I went to get the mail today, and there in my mailbox was a SASE. It was sitting there, all by itself and for a moment I wanted to close the box and pretend I couldn’t see it. However, being the consummate writing professional (HA!) I am, I reached in without fear and grabbed the envelop. I knew what it contained, but felt a surge of hope anyway as I stood in the driveway and tore it open. Alas, writer friends, the hope was short-lived as I pulled out a two inch by two inch piece of paper that told me I had been rejected by yet another literary magazine. Sigh. I didn’t even rate a full sized sheet of paper. Good for the environment, bad for me.
If you’re a writer, this is a common occurrence for you. Rejection is part of the game. In fact, I didn’t really feel like a writer until I got my first rejection. (Since then, I’ve put that silly notion behind me and decided that rejection stinks.) Anyway, today I’d like to offer a slightly different perspective. I was reading through some of the stories submitted for EIR, and came across one I really wanted to like. I mean REALLY. It was a subject I think is important and underrepresented. The plot was interesting, yet simple. The writing was clean…and yet, I felt like it just wasn’t there yet. The characters weren’t fully developed and seemed distant, and for me, that’s a killer. Hopefully this story will find a home with another journal. Or the author will rework it and resubmit.
People say that editors are looking for a reason to reject you, and in a sense, that’s true. My inbox is overflowing, the faster I can get through it, the better. But I don’t start reading a story hoping I can reject it quickly. I’m rooting for every story I read to make it. To be The One. Last week I found a story like that, and I’m still thrilled. My guess is that most editors are like me. They want to find a story that grabs them and won’t let go. They’re disappointed when a story they’re rooting for falls short. I don’t think most of us read to reject. I think we read because like everyone else, we Love a good story.
Even the submissions I really don’t like, for whatever reason—subject matter, writing style, the author needs to work on the craft—even those stories get my respect because someone had the guts and the determination to sit down and commit those words to paper. I know how hard that is and I respect the process. So when I reject a story, it’s never a rejection of the author. In sending out their work, the author has already accomplished something most people never will—they’ve finished a story and had the strength to send it out there. That’s something to celebrate, not mourn.
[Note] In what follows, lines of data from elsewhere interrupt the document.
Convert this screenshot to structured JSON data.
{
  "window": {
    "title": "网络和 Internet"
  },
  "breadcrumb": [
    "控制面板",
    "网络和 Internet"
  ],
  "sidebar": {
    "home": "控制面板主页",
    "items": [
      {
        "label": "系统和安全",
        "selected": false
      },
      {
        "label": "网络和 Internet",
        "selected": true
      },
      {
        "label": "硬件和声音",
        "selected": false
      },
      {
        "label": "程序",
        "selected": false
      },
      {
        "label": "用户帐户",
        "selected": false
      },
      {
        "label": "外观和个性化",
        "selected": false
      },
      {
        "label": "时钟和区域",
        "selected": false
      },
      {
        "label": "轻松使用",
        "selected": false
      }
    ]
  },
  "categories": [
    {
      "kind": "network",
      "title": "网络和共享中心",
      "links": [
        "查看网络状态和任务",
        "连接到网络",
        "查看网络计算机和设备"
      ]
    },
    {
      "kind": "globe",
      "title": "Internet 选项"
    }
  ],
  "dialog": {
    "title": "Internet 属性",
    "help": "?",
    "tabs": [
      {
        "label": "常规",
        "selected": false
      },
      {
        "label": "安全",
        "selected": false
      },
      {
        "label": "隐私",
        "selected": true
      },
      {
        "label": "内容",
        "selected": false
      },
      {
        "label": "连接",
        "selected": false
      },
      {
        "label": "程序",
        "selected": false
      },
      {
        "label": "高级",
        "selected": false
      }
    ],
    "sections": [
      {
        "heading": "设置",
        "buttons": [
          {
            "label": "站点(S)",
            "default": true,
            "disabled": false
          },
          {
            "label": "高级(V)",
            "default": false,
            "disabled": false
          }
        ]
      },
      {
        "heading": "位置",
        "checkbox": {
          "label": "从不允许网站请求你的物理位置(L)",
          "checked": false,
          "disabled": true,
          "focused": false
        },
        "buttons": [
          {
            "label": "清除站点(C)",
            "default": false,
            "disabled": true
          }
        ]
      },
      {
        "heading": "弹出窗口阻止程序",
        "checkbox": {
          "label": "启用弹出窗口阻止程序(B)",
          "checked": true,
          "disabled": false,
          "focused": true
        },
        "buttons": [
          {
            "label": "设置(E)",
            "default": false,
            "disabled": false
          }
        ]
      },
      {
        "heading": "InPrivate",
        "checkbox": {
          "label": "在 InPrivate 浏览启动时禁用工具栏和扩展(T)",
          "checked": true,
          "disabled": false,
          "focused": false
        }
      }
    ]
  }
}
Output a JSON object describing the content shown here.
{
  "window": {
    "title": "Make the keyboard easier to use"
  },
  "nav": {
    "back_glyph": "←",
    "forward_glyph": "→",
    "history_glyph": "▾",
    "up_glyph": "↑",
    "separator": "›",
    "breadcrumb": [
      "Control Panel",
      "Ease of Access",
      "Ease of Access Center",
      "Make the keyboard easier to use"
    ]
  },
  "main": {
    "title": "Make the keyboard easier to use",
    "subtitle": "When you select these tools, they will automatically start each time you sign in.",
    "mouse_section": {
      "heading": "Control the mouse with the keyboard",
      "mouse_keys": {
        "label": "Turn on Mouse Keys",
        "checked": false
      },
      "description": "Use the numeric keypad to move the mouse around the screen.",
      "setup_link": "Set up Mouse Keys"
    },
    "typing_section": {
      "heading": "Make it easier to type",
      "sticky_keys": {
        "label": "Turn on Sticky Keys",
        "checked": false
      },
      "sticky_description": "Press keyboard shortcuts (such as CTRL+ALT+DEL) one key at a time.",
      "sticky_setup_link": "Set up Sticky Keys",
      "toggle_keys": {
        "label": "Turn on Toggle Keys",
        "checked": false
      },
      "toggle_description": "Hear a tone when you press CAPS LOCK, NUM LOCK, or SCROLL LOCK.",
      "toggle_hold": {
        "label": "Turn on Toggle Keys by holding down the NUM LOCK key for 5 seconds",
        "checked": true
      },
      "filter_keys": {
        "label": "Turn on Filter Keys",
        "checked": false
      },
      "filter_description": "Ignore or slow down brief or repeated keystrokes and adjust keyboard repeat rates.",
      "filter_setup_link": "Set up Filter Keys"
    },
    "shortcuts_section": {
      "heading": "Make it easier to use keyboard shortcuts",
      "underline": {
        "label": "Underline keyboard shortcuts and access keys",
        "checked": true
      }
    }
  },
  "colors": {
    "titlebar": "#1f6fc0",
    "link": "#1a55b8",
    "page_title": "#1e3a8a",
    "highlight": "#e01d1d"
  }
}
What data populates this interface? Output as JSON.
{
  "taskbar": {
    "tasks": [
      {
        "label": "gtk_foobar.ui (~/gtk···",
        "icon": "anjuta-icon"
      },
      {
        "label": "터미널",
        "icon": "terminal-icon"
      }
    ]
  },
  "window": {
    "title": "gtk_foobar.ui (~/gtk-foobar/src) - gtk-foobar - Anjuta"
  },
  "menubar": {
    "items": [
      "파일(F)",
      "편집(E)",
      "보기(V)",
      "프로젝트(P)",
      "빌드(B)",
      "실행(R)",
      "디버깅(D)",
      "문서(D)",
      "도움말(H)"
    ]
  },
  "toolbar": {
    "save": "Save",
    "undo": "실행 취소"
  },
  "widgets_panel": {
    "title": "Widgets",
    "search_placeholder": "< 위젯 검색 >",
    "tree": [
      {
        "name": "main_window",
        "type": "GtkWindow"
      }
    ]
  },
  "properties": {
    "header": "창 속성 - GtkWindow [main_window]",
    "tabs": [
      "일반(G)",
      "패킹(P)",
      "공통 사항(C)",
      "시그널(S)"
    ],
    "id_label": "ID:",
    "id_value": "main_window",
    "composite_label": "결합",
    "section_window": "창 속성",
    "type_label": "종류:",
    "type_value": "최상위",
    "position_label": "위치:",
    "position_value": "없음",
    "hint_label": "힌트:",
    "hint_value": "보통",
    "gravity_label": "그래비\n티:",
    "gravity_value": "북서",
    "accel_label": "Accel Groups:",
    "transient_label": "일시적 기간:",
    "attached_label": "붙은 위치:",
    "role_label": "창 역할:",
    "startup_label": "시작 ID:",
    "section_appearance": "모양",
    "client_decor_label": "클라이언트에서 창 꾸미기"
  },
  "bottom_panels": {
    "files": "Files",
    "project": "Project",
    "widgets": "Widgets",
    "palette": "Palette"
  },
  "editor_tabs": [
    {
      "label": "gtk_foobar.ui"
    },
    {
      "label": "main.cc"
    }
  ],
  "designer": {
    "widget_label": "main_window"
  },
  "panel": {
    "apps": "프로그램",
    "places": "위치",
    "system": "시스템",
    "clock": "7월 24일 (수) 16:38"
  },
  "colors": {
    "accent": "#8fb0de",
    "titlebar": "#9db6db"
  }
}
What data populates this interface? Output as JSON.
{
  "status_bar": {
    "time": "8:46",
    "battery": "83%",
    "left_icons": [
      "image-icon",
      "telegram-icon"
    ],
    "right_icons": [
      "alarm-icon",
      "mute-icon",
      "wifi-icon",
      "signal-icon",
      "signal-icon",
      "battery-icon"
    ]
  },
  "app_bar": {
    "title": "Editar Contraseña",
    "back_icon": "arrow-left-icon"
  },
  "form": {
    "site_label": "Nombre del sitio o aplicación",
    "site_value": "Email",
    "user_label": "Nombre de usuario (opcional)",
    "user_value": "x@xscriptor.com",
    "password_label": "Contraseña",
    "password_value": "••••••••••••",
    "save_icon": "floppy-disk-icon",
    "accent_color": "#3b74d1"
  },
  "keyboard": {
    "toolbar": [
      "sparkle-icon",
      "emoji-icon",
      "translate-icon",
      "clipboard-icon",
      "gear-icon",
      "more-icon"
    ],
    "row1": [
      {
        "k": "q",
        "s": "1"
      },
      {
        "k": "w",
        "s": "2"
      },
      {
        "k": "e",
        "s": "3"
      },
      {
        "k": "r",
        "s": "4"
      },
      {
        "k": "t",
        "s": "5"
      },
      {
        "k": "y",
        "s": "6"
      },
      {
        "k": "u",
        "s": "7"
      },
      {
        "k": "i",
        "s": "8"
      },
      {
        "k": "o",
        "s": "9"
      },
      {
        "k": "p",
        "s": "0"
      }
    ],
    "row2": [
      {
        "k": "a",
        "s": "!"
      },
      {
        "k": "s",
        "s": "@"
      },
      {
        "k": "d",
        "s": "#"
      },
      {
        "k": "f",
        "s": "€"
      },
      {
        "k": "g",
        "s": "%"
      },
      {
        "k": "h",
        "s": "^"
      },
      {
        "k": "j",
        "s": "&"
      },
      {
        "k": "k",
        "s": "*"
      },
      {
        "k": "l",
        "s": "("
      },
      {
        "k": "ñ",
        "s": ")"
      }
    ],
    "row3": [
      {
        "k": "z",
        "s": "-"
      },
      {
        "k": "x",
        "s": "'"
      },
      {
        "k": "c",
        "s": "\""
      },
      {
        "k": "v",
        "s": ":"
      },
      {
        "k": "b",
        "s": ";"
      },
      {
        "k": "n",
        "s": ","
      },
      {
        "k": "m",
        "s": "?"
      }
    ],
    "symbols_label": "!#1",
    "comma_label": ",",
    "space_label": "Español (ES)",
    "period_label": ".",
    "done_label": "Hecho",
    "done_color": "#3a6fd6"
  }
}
Thinking about it this way helped me handle the rejection letter I found in my mailbox today. Most likely, my work just hasn’t found a home yet. Maybe it was the subject matter, maybe not. Whatever it was, like other writers, I’ll keep sending it out until I find that one editor who likes it. That’s all I need, just one person to like it. And that’s all you need too. Keep working. Keep sending your work out. And know that even when you get rejected, you’re already a step ahead of most people. Celebrate that.